I also brought two white chocolates to the table, much to the ladies chagrin. "White chocolate is NOT chocolate!" they all protested. I made them taste it anyway - see paragraph above. Turns out Michelle and Anne discovered that they sort of liked it. I presented them with Lindt's version of white chocolate and Green and Black's version. Hands down, Green and Black was the favorite. Lindt's was intensely sweet and crushingly sugary, but the Green and Black had a nice, clean, vanilla flavor that came from Madagascar vanilla beans. I really liked the Green and Black, myself.

So, my greatest concern/challenge with throwing this party was striking a balance between tasting twelve different chocolates and not having anyone leave my house feeling sick, guilty, or overindulged. I needed a plan......

Research showed that Gruyere cheese is a wonderful compliment to chocolate, so I bought me a slab of that and then Jen found the perfect missing piece to the puzzle....goat cheese with a cocoa rind, otherwise known as Carr Valley Cocoa Cardona. How cool is that?! It was $23 a pound, but we weren't buying a whole pound, so it really wasn't $23 at all. ;)

Both cheeses were amazing, delicious, and worth every single penny. I served them alongside my interpretation of "bland bread"....gluten-free crackers and water crackers.

Carr Valley Cocoa Cardona
worth every penny...

I didn't stop with cheese and crackers. There was that balance thing that needed to be achieved, remember? We needed more palate cleansers, so I served Asian pears, celery, Granny Smith apples, and toasted pecans and toasted walnuts.

You guessed it...they picked it all clean!

I even served up some frozen applesauce at the halfway mark. (A childhood favorite of mine)

And then there was wine.
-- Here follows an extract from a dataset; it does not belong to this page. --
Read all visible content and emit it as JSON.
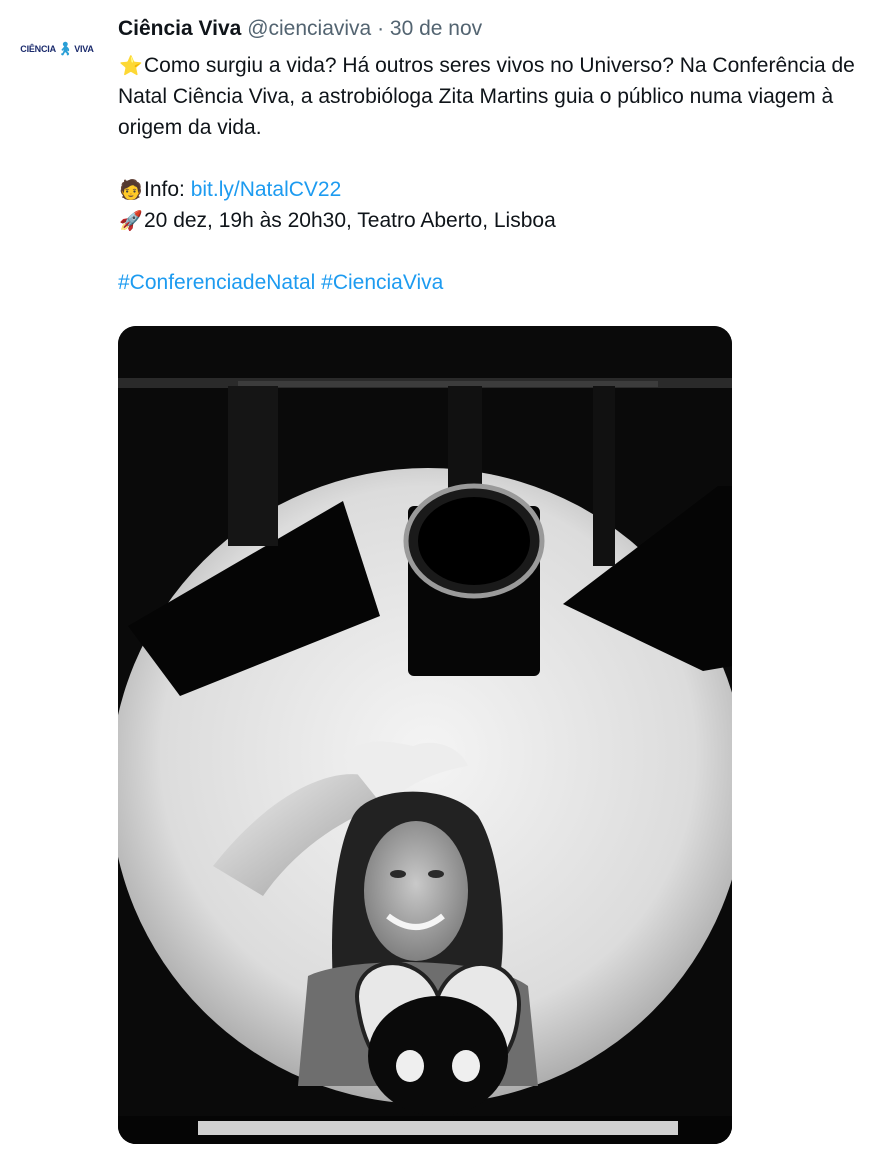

Carrie brought her personal favorite...Ecco Domani, and we toasted to chocolate and friends with the Gnarly Head.

Another successful and fabulous party if I do say so myself. I wish you all could have been there, but we encourage you to have a little chocolate tasting of your that you know how to do it. Oh, and it was Patty's birthday too! Not a bad way to spend your BIG day, eh?

Explore the wonderful and magical world of chocolate!!